● **Problem statement**
The answer should reproduce every entry exactly and contain no images.

(Records excerpted from a collection)

=== Begin Enclosure ===

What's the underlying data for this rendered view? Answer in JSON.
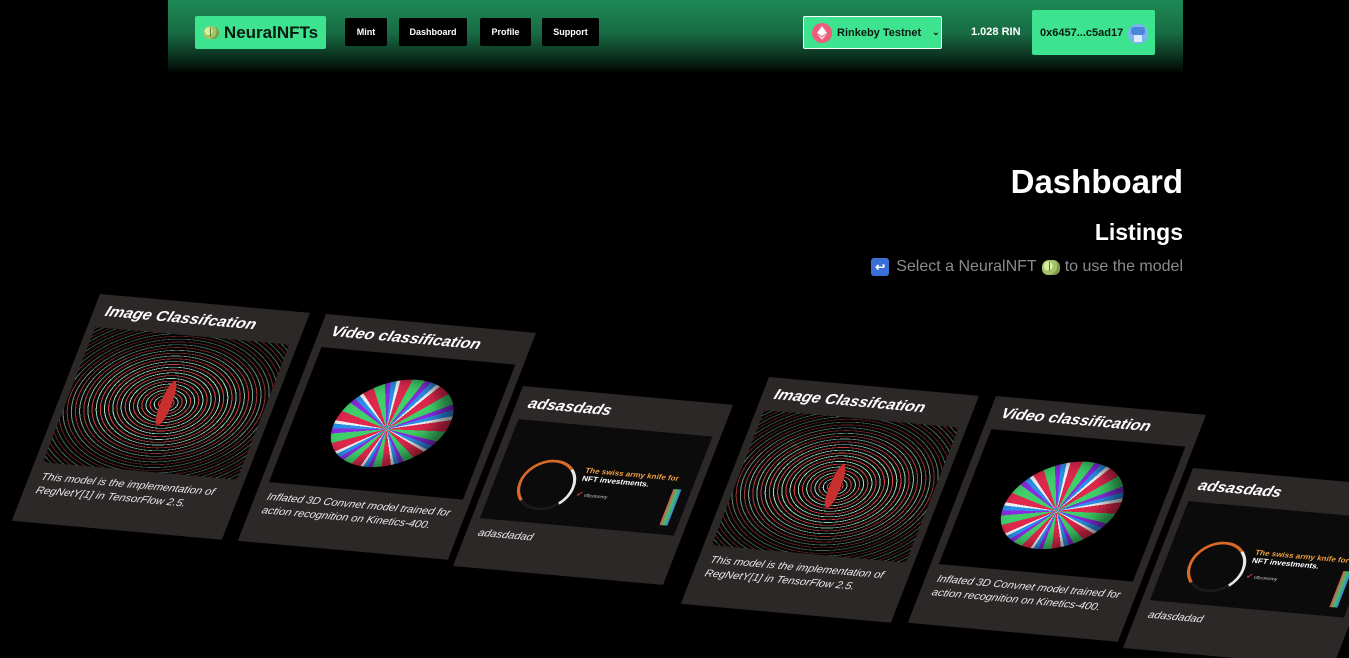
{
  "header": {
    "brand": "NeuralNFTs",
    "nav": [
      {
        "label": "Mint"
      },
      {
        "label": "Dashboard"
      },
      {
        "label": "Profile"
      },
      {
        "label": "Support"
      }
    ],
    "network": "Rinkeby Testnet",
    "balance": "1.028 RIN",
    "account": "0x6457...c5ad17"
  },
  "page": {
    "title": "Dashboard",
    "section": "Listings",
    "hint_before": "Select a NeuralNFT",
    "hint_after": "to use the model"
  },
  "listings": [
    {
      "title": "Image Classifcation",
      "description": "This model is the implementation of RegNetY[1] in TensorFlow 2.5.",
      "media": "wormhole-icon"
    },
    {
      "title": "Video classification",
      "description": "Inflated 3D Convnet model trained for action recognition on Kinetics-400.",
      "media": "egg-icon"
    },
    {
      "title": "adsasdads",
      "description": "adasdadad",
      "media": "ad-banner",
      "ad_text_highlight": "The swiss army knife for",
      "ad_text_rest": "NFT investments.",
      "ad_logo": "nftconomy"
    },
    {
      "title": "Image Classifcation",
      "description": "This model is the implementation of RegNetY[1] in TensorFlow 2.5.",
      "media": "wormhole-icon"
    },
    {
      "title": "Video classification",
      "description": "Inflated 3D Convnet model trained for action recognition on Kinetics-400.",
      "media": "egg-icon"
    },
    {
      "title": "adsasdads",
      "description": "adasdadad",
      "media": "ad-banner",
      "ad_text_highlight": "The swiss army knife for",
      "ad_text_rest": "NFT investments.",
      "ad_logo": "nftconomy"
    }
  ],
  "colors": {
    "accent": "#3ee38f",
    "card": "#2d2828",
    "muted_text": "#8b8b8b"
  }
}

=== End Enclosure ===

● **Solution below**
What's the underlying data for this rendered view? Answer in JSON.
{
  "header": {
    "brand": "NeuralNFTs",
    "nav": [
      {
        "label": "Mint"
      },
      {
        "label": "Dashboard"
      },
      {
        "label": "Profile"
      },
      {
        "label": "Support"
      }
    ],
    "network": "Rinkeby Testnet",
    "balance": "1.028 RIN",
    "account": "0x6457...c5ad17"
  },
  "page": {
    "title": "Dashboard",
    "section": "Listings",
    "hint_before": "Select a NeuralNFT",
    "hint_after": "to use the model"
  },
  "listings": [
    {
      "title": "Image Classifcation",
      "description": "This model is the implementation of RegNetY[1] in TensorFlow 2.5.",
      "media": "wormhole-icon"
    },
    {
      "title": "Video classification",
      "description": "Inflated 3D Convnet model trained for action recognition on Kinetics-400.",
      "media": "egg-icon"
    },
    {
      "title": "adsasdads",
      "description": "adasdadad",
      "media": "ad-banner",
      "ad_text_highlight": "The swiss army knife for",
      "ad_text_rest": "NFT investments.",
      "ad_logo": "nftconomy"
    },
    {
      "title": "Image Classifcation",
      "description": "This model is the implementation of RegNetY[1] in TensorFlow 2.5.",
      "media": "wormhole-icon"
    },
    {
      "title": "Video classification",
      "description": "Inflated 3D Convnet model trained for action recognition on Kinetics-400.",
      "media": "egg-icon"
    },
    {
      "title": "adsasdads",
      "description": "adasdadad",
      "media": "ad-banner",
      "ad_text_highlight": "The swiss army knife for",
      "ad_text_rest": "NFT investments.",
      "ad_logo": "nftconomy"
    }
  ],
  "colors": {
    "accent": "#3ee38f",
    "card": "#2d2828",
    "muted_text": "#8b8b8b"
  }
}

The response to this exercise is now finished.